(Web page and app entries)
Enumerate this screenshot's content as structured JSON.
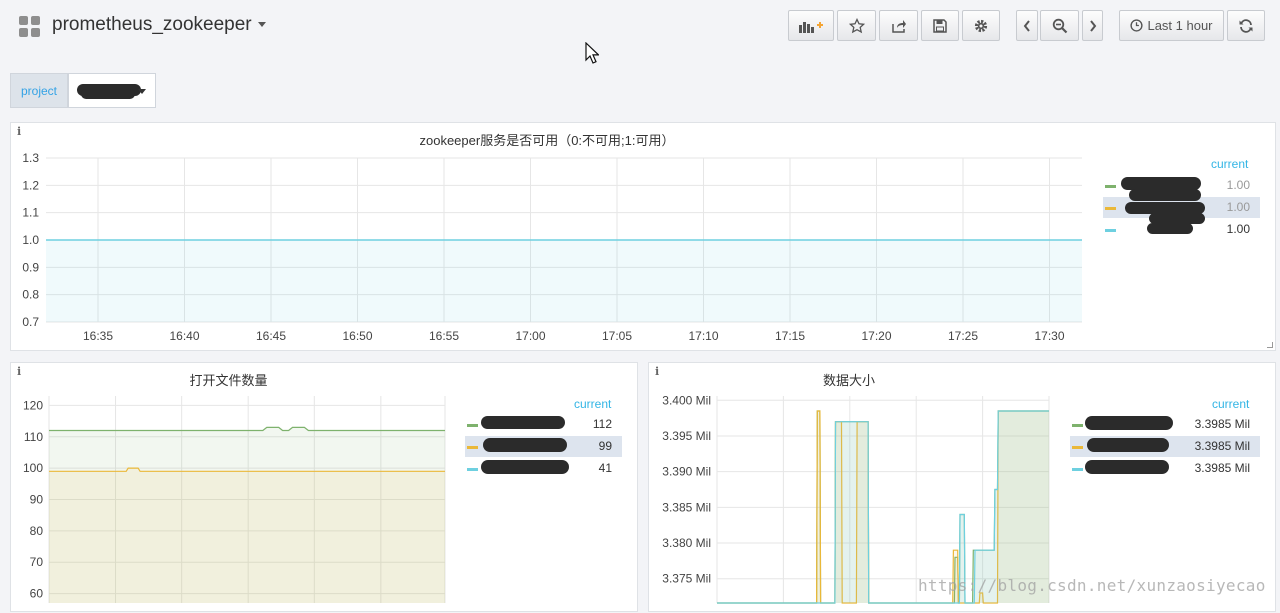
{
  "dashboard": {
    "title": "prometheus_zookeeper"
  },
  "toolbar": {
    "time_range_label": "Last 1 hour"
  },
  "variables": [
    {
      "label": "project"
    }
  ],
  "colors": {
    "green": "#7eb26d",
    "yellow": "#eab839",
    "blue": "#6ed0e0",
    "accent": "#33b5e5"
  },
  "panels": [
    {
      "title": "zookeeper服务是否可用（0:不可用;1:可用）",
      "legend_header": "current",
      "legend": [
        {
          "value": "1.00"
        },
        {
          "value": "1.00"
        },
        {
          "value": "1.00"
        }
      ]
    },
    {
      "title": "打开文件数量",
      "legend_header": "current",
      "legend": [
        {
          "value": "112"
        },
        {
          "value": "99"
        },
        {
          "value": "41"
        }
      ]
    },
    {
      "title": "数据大小",
      "legend_header": "current",
      "legend": [
        {
          "value": "3.3985 Mil"
        },
        {
          "value": "3.3985 Mil"
        },
        {
          "value": "3.3985 Mil"
        }
      ]
    }
  ],
  "chart_data": [
    {
      "type": "line",
      "title": "zookeeper服务是否可用（0:不可用;1:可用）",
      "x": [
        "16:35",
        "16:40",
        "16:45",
        "16:50",
        "16:55",
        "17:00",
        "17:05",
        "17:10",
        "17:15",
        "17:20",
        "17:25",
        "17:30"
      ],
      "y_ticks": [
        "0.7",
        "0.8",
        "0.9",
        "1.0",
        "1.1",
        "1.2",
        "1.3"
      ],
      "ylim": [
        0.7,
        1.3
      ],
      "series": [
        {
          "value": 1.0
        }
      ],
      "grid": true,
      "legend_position": "right"
    },
    {
      "type": "area",
      "title": "打开文件数量",
      "y_ticks": [
        "60",
        "70",
        "80",
        "90",
        "100",
        "110",
        "120"
      ],
      "ylim": [
        57,
        123
      ],
      "series": [
        {
          "color": "green",
          "points": [
            [
              0,
              112
            ],
            [
              0.54,
              112
            ],
            [
              0.55,
              113
            ],
            [
              0.58,
              113
            ],
            [
              0.59,
              112
            ],
            [
              0.605,
              112
            ],
            [
              0.615,
              113
            ],
            [
              0.645,
              113
            ],
            [
              0.655,
              112
            ],
            [
              1,
              112
            ]
          ]
        },
        {
          "color": "yellow",
          "points": [
            [
              0,
              99
            ],
            [
              0.195,
              99
            ],
            [
              0.2,
              100
            ],
            [
              0.225,
              100
            ],
            [
              0.23,
              99
            ],
            [
              1,
              99
            ]
          ]
        }
      ],
      "grid": true,
      "legend_position": "right"
    },
    {
      "type": "area",
      "title": "数据大小",
      "y_ticks": [
        "3.375 Mil",
        "3.380 Mil",
        "3.385 Mil",
        "3.390 Mil",
        "3.395 Mil",
        "3.400 Mil"
      ],
      "ylim": [
        3.3716,
        3.4006
      ],
      "series": [
        {
          "color": "green",
          "points": [
            [
              0,
              3.3716
            ],
            [
              0.3,
              3.3716
            ],
            [
              0.302,
              3.3985
            ],
            [
              0.31,
              3.3985
            ],
            [
              0.312,
              3.3716
            ],
            [
              0.355,
              3.3716
            ],
            [
              0.357,
              3.397
            ],
            [
              0.455,
              3.397
            ],
            [
              0.457,
              3.3716
            ],
            [
              0.715,
              3.3716
            ],
            [
              0.717,
              3.378
            ],
            [
              0.725,
              3.378
            ],
            [
              0.727,
              3.3716
            ],
            [
              0.73,
              3.3716
            ],
            [
              0.732,
              3.384
            ],
            [
              0.745,
              3.384
            ],
            [
              0.747,
              3.3716
            ],
            [
              0.77,
              3.3716
            ],
            [
              0.772,
              3.379
            ],
            [
              0.835,
              3.379
            ],
            [
              0.837,
              3.3875
            ],
            [
              0.845,
              3.3875
            ],
            [
              0.847,
              3.3985
            ],
            [
              1,
              3.3985
            ]
          ]
        },
        {
          "color": "yellow",
          "points": [
            [
              0,
              3.3716
            ],
            [
              0.3,
              3.3716
            ],
            [
              0.302,
              3.3985
            ],
            [
              0.31,
              3.3985
            ],
            [
              0.312,
              3.3716
            ],
            [
              0.355,
              3.3716
            ],
            [
              0.357,
              3.397
            ],
            [
              0.375,
              3.397
            ],
            [
              0.377,
              3.3716
            ],
            [
              0.42,
              3.3716
            ],
            [
              0.422,
              3.397
            ],
            [
              0.455,
              3.397
            ],
            [
              0.457,
              3.3716
            ],
            [
              0.71,
              3.3716
            ],
            [
              0.712,
              3.379
            ],
            [
              0.725,
              3.379
            ],
            [
              0.727,
              3.3716
            ],
            [
              0.79,
              3.3716
            ],
            [
              0.792,
              3.373
            ],
            [
              0.8,
              3.373
            ],
            [
              0.802,
              3.3716
            ],
            [
              0.845,
              3.3716
            ],
            [
              0.847,
              3.3985
            ],
            [
              1,
              3.3985
            ]
          ]
        },
        {
          "color": "blue",
          "points": [
            [
              0,
              3.3716
            ],
            [
              0.355,
              3.3716
            ],
            [
              0.357,
              3.397
            ],
            [
              0.455,
              3.397
            ],
            [
              0.457,
              3.3716
            ],
            [
              0.73,
              3.3716
            ],
            [
              0.732,
              3.384
            ],
            [
              0.745,
              3.384
            ],
            [
              0.747,
              3.3716
            ],
            [
              0.775,
              3.3716
            ],
            [
              0.777,
              3.379
            ],
            [
              0.835,
              3.379
            ],
            [
              0.837,
              3.3875
            ],
            [
              0.845,
              3.3875
            ],
            [
              0.847,
              3.3985
            ],
            [
              1,
              3.3985
            ]
          ]
        }
      ],
      "grid": true,
      "legend_position": "right"
    }
  ],
  "watermark": "https://blog.csdn.net/xunzaosiyecao"
}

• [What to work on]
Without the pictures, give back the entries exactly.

• [Output of the task]
Enumerate this screenshot's content as structured JSON.
{
  "dashboard": {
    "title": "prometheus_zookeeper"
  },
  "toolbar": {
    "time_range_label": "Last 1 hour"
  },
  "variables": [
    {
      "label": "project"
    }
  ],
  "colors": {
    "green": "#7eb26d",
    "yellow": "#eab839",
    "blue": "#6ed0e0",
    "accent": "#33b5e5"
  },
  "panels": [
    {
      "title": "zookeeper服务是否可用（0:不可用;1:可用）",
      "legend_header": "current",
      "legend": [
        {
          "value": "1.00"
        },
        {
          "value": "1.00"
        },
        {
          "value": "1.00"
        }
      ]
    },
    {
      "title": "打开文件数量",
      "legend_header": "current",
      "legend": [
        {
          "value": "112"
        },
        {
          "value": "99"
        },
        {
          "value": "41"
        }
      ]
    },
    {
      "title": "数据大小",
      "legend_header": "current",
      "legend": [
        {
          "value": "3.3985 Mil"
        },
        {
          "value": "3.3985 Mil"
        },
        {
          "value": "3.3985 Mil"
        }
      ]
    }
  ],
  "chart_data": [
    {
      "type": "line",
      "title": "zookeeper服务是否可用（0:不可用;1:可用）",
      "x": [
        "16:35",
        "16:40",
        "16:45",
        "16:50",
        "16:55",
        "17:00",
        "17:05",
        "17:10",
        "17:15",
        "17:20",
        "17:25",
        "17:30"
      ],
      "y_ticks": [
        "0.7",
        "0.8",
        "0.9",
        "1.0",
        "1.1",
        "1.2",
        "1.3"
      ],
      "ylim": [
        0.7,
        1.3
      ],
      "series": [
        {
          "value": 1.0
        }
      ],
      "grid": true,
      "legend_position": "right"
    },
    {
      "type": "area",
      "title": "打开文件数量",
      "y_ticks": [
        "60",
        "70",
        "80",
        "90",
        "100",
        "110",
        "120"
      ],
      "ylim": [
        57,
        123
      ],
      "series": [
        {
          "color": "green",
          "points": [
            [
              0,
              112
            ],
            [
              0.54,
              112
            ],
            [
              0.55,
              113
            ],
            [
              0.58,
              113
            ],
            [
              0.59,
              112
            ],
            [
              0.605,
              112
            ],
            [
              0.615,
              113
            ],
            [
              0.645,
              113
            ],
            [
              0.655,
              112
            ],
            [
              1,
              112
            ]
          ]
        },
        {
          "color": "yellow",
          "points": [
            [
              0,
              99
            ],
            [
              0.195,
              99
            ],
            [
              0.2,
              100
            ],
            [
              0.225,
              100
            ],
            [
              0.23,
              99
            ],
            [
              1,
              99
            ]
          ]
        }
      ],
      "grid": true,
      "legend_position": "right"
    },
    {
      "type": "area",
      "title": "数据大小",
      "y_ticks": [
        "3.375 Mil",
        "3.380 Mil",
        "3.385 Mil",
        "3.390 Mil",
        "3.395 Mil",
        "3.400 Mil"
      ],
      "ylim": [
        3.3716,
        3.4006
      ],
      "series": [
        {
          "color": "green",
          "points": [
            [
              0,
              3.3716
            ],
            [
              0.3,
              3.3716
            ],
            [
              0.302,
              3.3985
            ],
            [
              0.31,
              3.3985
            ],
            [
              0.312,
              3.3716
            ],
            [
              0.355,
              3.3716
            ],
            [
              0.357,
              3.397
            ],
            [
              0.455,
              3.397
            ],
            [
              0.457,
              3.3716
            ],
            [
              0.715,
              3.3716
            ],
            [
              0.717,
              3.378
            ],
            [
              0.725,
              3.378
            ],
            [
              0.727,
              3.3716
            ],
            [
              0.73,
              3.3716
            ],
            [
              0.732,
              3.384
            ],
            [
              0.745,
              3.384
            ],
            [
              0.747,
              3.3716
            ],
            [
              0.77,
              3.3716
            ],
            [
              0.772,
              3.379
            ],
            [
              0.835,
              3.379
            ],
            [
              0.837,
              3.3875
            ],
            [
              0.845,
              3.3875
            ],
            [
              0.847,
              3.3985
            ],
            [
              1,
              3.3985
            ]
          ]
        },
        {
          "color": "yellow",
          "points": [
            [
              0,
              3.3716
            ],
            [
              0.3,
              3.3716
            ],
            [
              0.302,
              3.3985
            ],
            [
              0.31,
              3.3985
            ],
            [
              0.312,
              3.3716
            ],
            [
              0.355,
              3.3716
            ],
            [
              0.357,
              3.397
            ],
            [
              0.375,
              3.397
            ],
            [
              0.377,
              3.3716
            ],
            [
              0.42,
              3.3716
            ],
            [
              0.422,
              3.397
            ],
            [
              0.455,
              3.397
            ],
            [
              0.457,
              3.3716
            ],
            [
              0.71,
              3.3716
            ],
            [
              0.712,
              3.379
            ],
            [
              0.725,
              3.379
            ],
            [
              0.727,
              3.3716
            ],
            [
              0.79,
              3.3716
            ],
            [
              0.792,
              3.373
            ],
            [
              0.8,
              3.373
            ],
            [
              0.802,
              3.3716
            ],
            [
              0.845,
              3.3716
            ],
            [
              0.847,
              3.3985
            ],
            [
              1,
              3.3985
            ]
          ]
        },
        {
          "color": "blue",
          "points": [
            [
              0,
              3.3716
            ],
            [
              0.355,
              3.3716
            ],
            [
              0.357,
              3.397
            ],
            [
              0.455,
              3.397
            ],
            [
              0.457,
              3.3716
            ],
            [
              0.73,
              3.3716
            ],
            [
              0.732,
              3.384
            ],
            [
              0.745,
              3.384
            ],
            [
              0.747,
              3.3716
            ],
            [
              0.775,
              3.3716
            ],
            [
              0.777,
              3.379
            ],
            [
              0.835,
              3.379
            ],
            [
              0.837,
              3.3875
            ],
            [
              0.845,
              3.3875
            ],
            [
              0.847,
              3.3985
            ],
            [
              1,
              3.3985
            ]
          ]
        }
      ],
      "grid": true,
      "legend_position": "right"
    }
  ],
  "watermark": "https://blog.csdn.net/xunzaosiyecao"
}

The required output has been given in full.